My grandfather was a soldier in the 6th during that time. Each night after a brutal day of fighting, the Americans would bomb the Japanese front lines a few hundred yards away. A few exhausted Japanese soldiers would sneak close to the American front line at night to avoid the bombing and catch some sleep, slipping back in the morning before dawn.
One morning my grandfather and his partner climbed out of their foxhole to find a young Japanese soldier sleeping a few yards away. My grandfather’s partner held his gun to the Japanese soldier’s head, but just as he pulled the trigger, my grandfather kicked his gun away, saving the soldier’s life. The Japanese soldier ran back to his side unharmed.
My grandfather went on to live a long, happy and successful life, dying in his mid-nineties surrounded by his 11 grandchildren. He told everyone who would listen that doing the right thing in that most difficult moment to save that young soldier provided every ounce of luck and success he encountered throughout his life.
This is our generational war
There are few moments in life where your response to a situation may define you forever. This COVID-19 crisis is one of them. It is our generational war. We are all facing enormous new and uncomfortable challenges and are attempting to figure out how to cope with the new normal.
Despite our struggles, this is the time to do what’s right. You must fight for your patients the best way you know how. Keep them safe in your clinics and provide them with optimal care for their eyes. They’ll be grateful and, as a result, you’ll feel more emotionally fulfilled.
Through it all, never forget to fight for yourself and your own time. So many people are relying on your health and well-being. You owe it to them to stay healthy and relaxed. Placing yourself at risk by not getting enough sleep or exercise, or by exposing yourself to an infected patient will likely result in far greater damage than doing the right thing for yourself.
We should be most grateful for our relationships with family, friends and community. In 1938 the Harvard Happiness Study was initiated. The study, which continues to this day, originally followed 724 men throughout their lifetimes to determine what makes people happy. The results definitively showed that the most important contributor to happiness was the quality of relationships in our lives. People who were more socially connected to family, friends and community were significantly happier, physically healthier and lived longer than people who were less connected.
This is the time to nurture your relationships and reach out to your community. In particular, reach out to friends in the medical field who will best understand what you’re going through daily. Open up about your worries, challenges and stresses. While it may seem lonely working through each day covered in our shell of PPE, talking with friends quickly reminds us that we are all going through similar experiences and we’re going to be OK.
Grieving our losses
Most physicians are experiencing various levels of grief over losing a way of life that we thought was normal. We think that we took the old way of life for granted. Gone are the days you could comfortably go to your favorite restaurant or out with a large group of friends or family to celebrate an accomplishment.

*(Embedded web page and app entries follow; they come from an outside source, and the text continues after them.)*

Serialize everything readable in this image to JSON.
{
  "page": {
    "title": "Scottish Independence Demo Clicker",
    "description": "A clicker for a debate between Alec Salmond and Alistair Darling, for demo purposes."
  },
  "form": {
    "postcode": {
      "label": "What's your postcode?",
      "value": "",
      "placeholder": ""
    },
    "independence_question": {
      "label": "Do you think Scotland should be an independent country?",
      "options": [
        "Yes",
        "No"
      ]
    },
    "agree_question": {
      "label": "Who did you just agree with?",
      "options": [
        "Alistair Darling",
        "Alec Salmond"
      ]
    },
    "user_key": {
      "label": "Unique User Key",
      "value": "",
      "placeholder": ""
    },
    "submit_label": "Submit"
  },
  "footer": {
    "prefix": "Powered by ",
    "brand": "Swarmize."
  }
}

Many of us are walking slowly through the stages of grief. These include feelings of victimization, anger, frustration and, ultimately, helplessness.

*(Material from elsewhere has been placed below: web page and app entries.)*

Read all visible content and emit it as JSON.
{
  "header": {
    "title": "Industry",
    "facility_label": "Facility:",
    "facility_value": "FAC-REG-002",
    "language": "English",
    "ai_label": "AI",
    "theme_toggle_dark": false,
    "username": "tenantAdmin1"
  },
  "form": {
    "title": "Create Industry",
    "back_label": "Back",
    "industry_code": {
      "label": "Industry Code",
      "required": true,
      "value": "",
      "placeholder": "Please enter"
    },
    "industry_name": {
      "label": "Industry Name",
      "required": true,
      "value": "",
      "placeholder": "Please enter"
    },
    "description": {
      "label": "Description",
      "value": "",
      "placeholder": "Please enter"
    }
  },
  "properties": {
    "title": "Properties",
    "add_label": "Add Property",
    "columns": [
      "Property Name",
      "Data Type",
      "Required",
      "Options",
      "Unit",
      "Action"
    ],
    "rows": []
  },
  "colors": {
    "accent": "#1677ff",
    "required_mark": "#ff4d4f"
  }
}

We must help ourselves and each other recognize what we’re going through and reach the final and healthy stage of grief where we discover acceptance. This is where regular communication with close friends and family can help the most.
Helplessness is the most dangerous stage of grief. Research demonstrates this is where we’re at the greatest risk of suicide and addiction.
Each of us has the responsibility to reach out to friends and family to ensure that everyone gets past the feeling of helplessness. Helping others through this difficult time brings significant benefits to both those doing the helping as well as those struggling with helplessness.
In the right circumstances, reaching acceptance can lead to peace and allow us to reexamine our own sense of meaning and purpose. We must take time to ourselves to address the following questions:
- Who am I?
- What do I want?
- What’s my purpose?
- What am I grateful for?
By answering these questions, we can redirect our lives in a way that positively affects our work, relationships and future choices.
Take a deep breath and rest assured there’s exciting progress in the search for therapeutics and vaccines to treat and prevent the virus. In all likelihood, we’ll see promising results for a therapeutic treatment and possibly even prevention of the disease in the next few months. More than 100 vaccine candidates are in the works, and we’re already starting to see promising results.
Do the right thing. Help yourself and others wade through the stages of grief to acceptance. Reexamine your life and purpose. Solidify your relationships with family, friends and community. Doing so will allow you to not just survive this pandemic, but also thrive as it ends. Above all else, take care of yourself and others. RS